[Requirement]
The records below should be written out again, exactly.

[The data]
····················
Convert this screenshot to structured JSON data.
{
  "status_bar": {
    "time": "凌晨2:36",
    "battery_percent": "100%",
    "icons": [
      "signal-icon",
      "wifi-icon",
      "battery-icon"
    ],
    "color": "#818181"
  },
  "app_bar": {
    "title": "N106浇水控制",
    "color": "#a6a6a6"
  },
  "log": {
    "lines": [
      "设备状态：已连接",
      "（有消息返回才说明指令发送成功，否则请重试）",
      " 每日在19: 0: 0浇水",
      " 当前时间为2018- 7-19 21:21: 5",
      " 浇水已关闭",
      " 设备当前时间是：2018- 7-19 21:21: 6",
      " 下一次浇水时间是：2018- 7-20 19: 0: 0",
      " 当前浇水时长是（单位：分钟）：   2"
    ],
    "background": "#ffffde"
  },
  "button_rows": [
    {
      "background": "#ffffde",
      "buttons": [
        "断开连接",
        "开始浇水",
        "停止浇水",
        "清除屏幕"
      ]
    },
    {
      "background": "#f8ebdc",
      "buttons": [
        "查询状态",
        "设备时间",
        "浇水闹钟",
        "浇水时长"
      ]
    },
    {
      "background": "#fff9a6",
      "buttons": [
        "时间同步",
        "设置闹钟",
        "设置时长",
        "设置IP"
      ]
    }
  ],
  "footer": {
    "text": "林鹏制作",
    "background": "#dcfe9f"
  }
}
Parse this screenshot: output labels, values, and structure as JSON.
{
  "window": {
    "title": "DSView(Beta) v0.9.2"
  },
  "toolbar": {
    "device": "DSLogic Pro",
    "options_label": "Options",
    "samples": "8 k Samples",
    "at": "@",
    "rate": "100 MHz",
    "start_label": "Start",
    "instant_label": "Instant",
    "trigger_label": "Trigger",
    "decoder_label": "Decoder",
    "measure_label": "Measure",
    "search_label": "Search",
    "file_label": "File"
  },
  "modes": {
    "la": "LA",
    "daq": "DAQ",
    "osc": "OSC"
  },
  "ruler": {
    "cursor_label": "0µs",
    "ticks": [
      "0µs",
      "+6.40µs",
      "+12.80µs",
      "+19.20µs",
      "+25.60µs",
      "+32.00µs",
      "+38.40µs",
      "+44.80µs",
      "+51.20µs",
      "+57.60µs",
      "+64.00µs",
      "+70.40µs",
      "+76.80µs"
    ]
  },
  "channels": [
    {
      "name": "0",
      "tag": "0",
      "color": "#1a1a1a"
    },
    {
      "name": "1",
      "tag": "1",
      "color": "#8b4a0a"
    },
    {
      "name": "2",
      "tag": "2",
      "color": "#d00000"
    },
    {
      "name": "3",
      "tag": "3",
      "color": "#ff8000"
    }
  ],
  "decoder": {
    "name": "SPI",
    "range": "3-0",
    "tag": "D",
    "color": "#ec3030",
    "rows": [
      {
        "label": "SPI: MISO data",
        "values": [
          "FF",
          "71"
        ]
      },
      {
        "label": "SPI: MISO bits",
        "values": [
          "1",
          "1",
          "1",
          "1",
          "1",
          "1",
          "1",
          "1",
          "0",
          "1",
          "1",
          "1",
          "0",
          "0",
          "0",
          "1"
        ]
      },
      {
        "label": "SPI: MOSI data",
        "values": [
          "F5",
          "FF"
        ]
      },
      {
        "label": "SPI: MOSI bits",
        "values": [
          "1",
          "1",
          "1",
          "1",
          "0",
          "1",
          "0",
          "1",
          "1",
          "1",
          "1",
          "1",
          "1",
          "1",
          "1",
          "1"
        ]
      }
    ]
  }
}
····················
[Reply to the exercise]
Convert this screenshot to structured JSON data.
{
  "status_bar": {
    "time": "凌晨2:36",
    "battery_percent": "100%",
    "icons": [
      "signal-icon",
      "wifi-icon",
      "battery-icon"
    ],
    "color": "#818181"
  },
  "app_bar": {
    "title": "N106浇水控制",
    "color": "#a6a6a6"
  },
  "log": {
    "lines": [
      "设备状态：已连接",
      "（有消息返回才说明指令发送成功，否则请重试）",
      " 每日在19: 0: 0浇水",
      " 当前时间为2018- 7-19 21:21: 5",
      " 浇水已关闭",
      " 设备当前时间是：2018- 7-19 21:21: 6",
      " 下一次浇水时间是：2018- 7-20 19: 0: 0",
      " 当前浇水时长是（单位：分钟）：   2"
    ],
    "background": "#ffffde"
  },
  "button_rows": [
    {
      "background": "#ffffde",
      "buttons": [
        "断开连接",
        "开始浇水",
        "停止浇水",
        "清除屏幕"
      ]
    },
    {
      "background": "#f8ebdc",
      "buttons": [
        "查询状态",
        "设备时间",
        "浇水闹钟",
        "浇水时长"
      ]
    },
    {
      "background": "#fff9a6",
      "buttons": [
        "时间同步",
        "设置闹钟",
        "设置时长",
        "设置IP"
      ]
    }
  ],
  "footer": {
    "text": "林鹏制作",
    "background": "#dcfe9f"
  }
}
Parse this screenshot: output labels, values, and structure as JSON.
{
  "window": {
    "title": "DSView(Beta) v0.9.2"
  },
  "toolbar": {
    "device": "DSLogic Pro",
    "options_label": "Options",
    "samples": "8 k Samples",
    "at": "@",
    "rate": "100 MHz",
    "start_label": "Start",
    "instant_label": "Instant",
    "trigger_label": "Trigger",
    "decoder_label": "Decoder",
    "measure_label": "Measure",
    "search_label": "Search",
    "file_label": "File"
  },
  "modes": {
    "la": "LA",
    "daq": "DAQ",
    "osc": "OSC"
  },
  "ruler": {
    "cursor_label": "0µs",
    "ticks": [
      "0µs",
      "+6.40µs",
      "+12.80µs",
      "+19.20µs",
      "+25.60µs",
      "+32.00µs",
      "+38.40µs",
      "+44.80µs",
      "+51.20µs",
      "+57.60µs",
      "+64.00µs",
      "+70.40µs",
      "+76.80µs"
    ]
  },
  "channels": [
    {
      "name": "0",
      "tag": "0",
      "color": "#1a1a1a"
    },
    {
      "name": "1",
      "tag": "1",
      "color": "#8b4a0a"
    },
    {
      "name": "2",
      "tag": "2",
      "color": "#d00000"
    },
    {
      "name": "3",
      "tag": "3",
      "color": "#ff8000"
    }
  ],
  "decoder": {
    "name": "SPI",
    "range": "3-0",
    "tag": "D",
    "color": "#ec3030",
    "rows": [
      {
        "label": "SPI: MISO data",
        "values": [
          "FF",
          "71"
        ]
      },
      {
        "label": "SPI: MISO bits",
        "values": [
          "1",
          "1",
          "1",
          "1",
          "1",
          "1",
          "1",
          "1",
          "0",
          "1",
          "1",
          "1",
          "0",
          "0",
          "0",
          "1"
        ]
      },
      {
        "label": "SPI: MOSI data",
        "values": [
          "F5",
          "FF"
        ]
      },
      {
        "label": "SPI: MOSI bits",
        "values": [
          "1",
          "1",
          "1",
          "1",
          "0",
          "1",
          "0",
          "1",
          "1",
          "1",
          "1",
          "1",
          "1",
          "1",
          "1",
          "1"
        ]
      }
    ]
  }
}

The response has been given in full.